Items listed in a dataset
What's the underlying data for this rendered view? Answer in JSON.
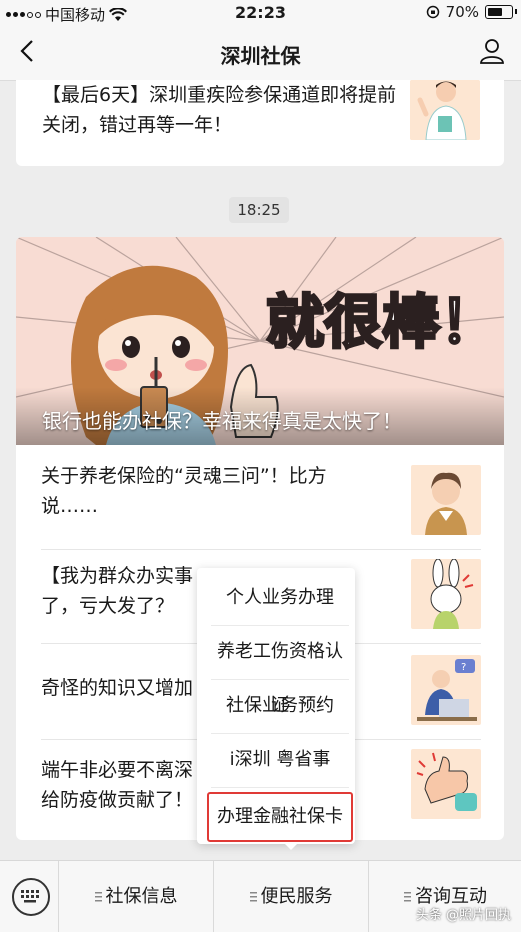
{
  "status_bar": {
    "carrier": "中国移动",
    "time": "22:23",
    "battery_percent": "70%"
  },
  "nav": {
    "title": "深圳社保"
  },
  "top_article": {
    "text": "【最后6天】深圳重疾险参保通道即将提前关闭，错过再等一年！"
  },
  "timestamp": "18:25",
  "hero": {
    "caption": "银行也能办社保？幸福来得真是太快了！",
    "art_text": "就很棒！"
  },
  "articles": [
    {
      "text": "关于养老保险的“灵魂三问”！比方说……"
    },
    {
      "text": "【我为群众办实事"
    },
    {
      "text": "了，亏大发了？"
    },
    {
      "text": "奇怪的知识又增加"
    },
    {
      "text": "端午非必要不离深"
    },
    {
      "text": "给防疫做贡献了！"
    }
  ],
  "menu": {
    "items": [
      "个人业务办理",
      "养老工伤资格认证",
      "社保业务预约",
      "i深圳 粤省事",
      "办理金融社保卡"
    ]
  },
  "bottom_tabs": [
    "社保信息",
    "便民服务",
    "咨询互动"
  ],
  "watermark": "头条 @照片回执"
}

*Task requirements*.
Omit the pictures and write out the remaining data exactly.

*Reply to the exercise*.
What's the underlying data for this rendered view? Answer in JSON.
{
  "status_bar": {
    "carrier": "中国移动",
    "time": "22:23",
    "battery_percent": "70%"
  },
  "nav": {
    "title": "深圳社保"
  },
  "top_article": {
    "text": "【最后6天】深圳重疾险参保通道即将提前关闭，错过再等一年！"
  },
  "timestamp": "18:25",
  "hero": {
    "caption": "银行也能办社保？幸福来得真是太快了！",
    "art_text": "就很棒！"
  },
  "articles": [
    {
      "text": "关于养老保险的“灵魂三问”！比方说……"
    },
    {
      "text": "【我为群众办实事"
    },
    {
      "text": "了，亏大发了？"
    },
    {
      "text": "奇怪的知识又增加"
    },
    {
      "text": "端午非必要不离深"
    },
    {
      "text": "给防疫做贡献了！"
    }
  ],
  "menu": {
    "items": [
      "个人业务办理",
      "养老工伤资格认证",
      "社保业务预约",
      "i深圳 粤省事",
      "办理金融社保卡"
    ]
  },
  "bottom_tabs": [
    "社保信息",
    "便民服务",
    "咨询互动"
  ],
  "watermark": "头条 @照片回执"
}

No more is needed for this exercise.